What you need to do: Using the entries that follow, collect the lines where the word "JSON" appears.

Material for this task:
#####
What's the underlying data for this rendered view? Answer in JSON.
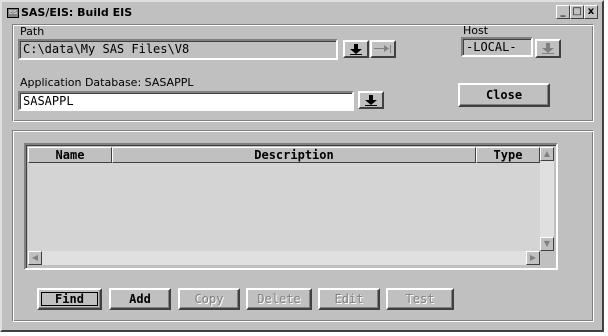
{
  "window": {
    "title": "SAS/EIS: Build EIS",
    "sys_icon_text": "EIS",
    "caption_buttons": [
      "_",
      "□",
      "x"
    ]
  },
  "path": {
    "label": "Path",
    "value": "C:\\data\\My SAS Files\\V8"
  },
  "host": {
    "label": "Host",
    "value": "-LOCAL-"
  },
  "app_db": {
    "label": "Application Database: SASAPPL",
    "value": "SASAPPL"
  },
  "close_button": "Close",
  "table": {
    "columns": [
      "Name",
      "Description",
      "Type"
    ],
    "rows": []
  },
  "actions": [
    {
      "label": "Find",
      "enabled": true
    },
    {
      "label": "Add",
      "enabled": true
    },
    {
      "label": "Copy",
      "enabled": false
    },
    {
      "label": "Delete",
      "enabled": false
    },
    {
      "label": "Edit",
      "enabled": false
    },
    {
      "label": "Test",
      "enabled": false
    }
  ],
  "icons": {
    "path_down": "arrow-down-icon",
    "path_go": "arrow-right-icon",
    "host_down": "arrow-down-icon",
    "app_down": "arrow-down-icon"
  },
  "colors": {
    "face": "#c0c0c0",
    "shadow": "#808080",
    "highlight": "#ffffff"
  }
}
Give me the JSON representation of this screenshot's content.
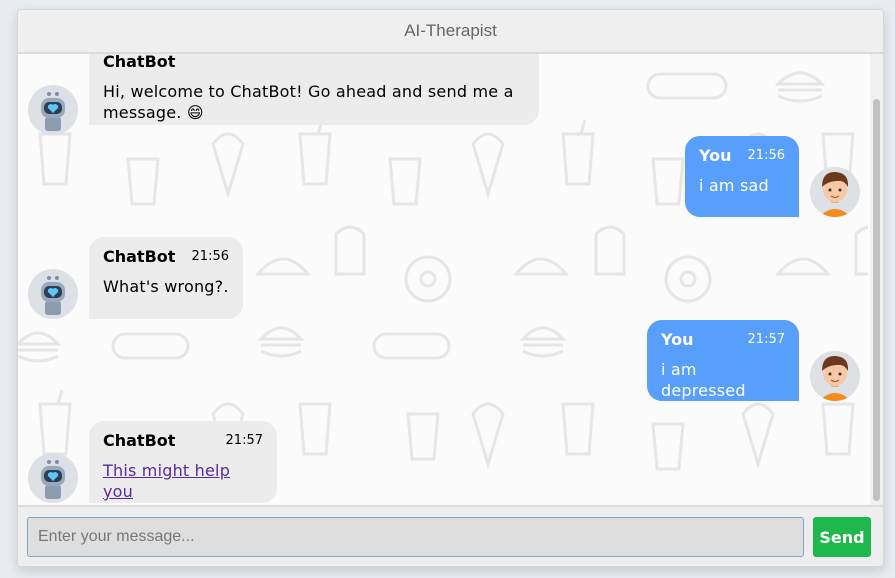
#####
Answer space:
What's the underlying data for this rendered view? Answer in JSON.
Give me the JSON representation of this screenshot's content.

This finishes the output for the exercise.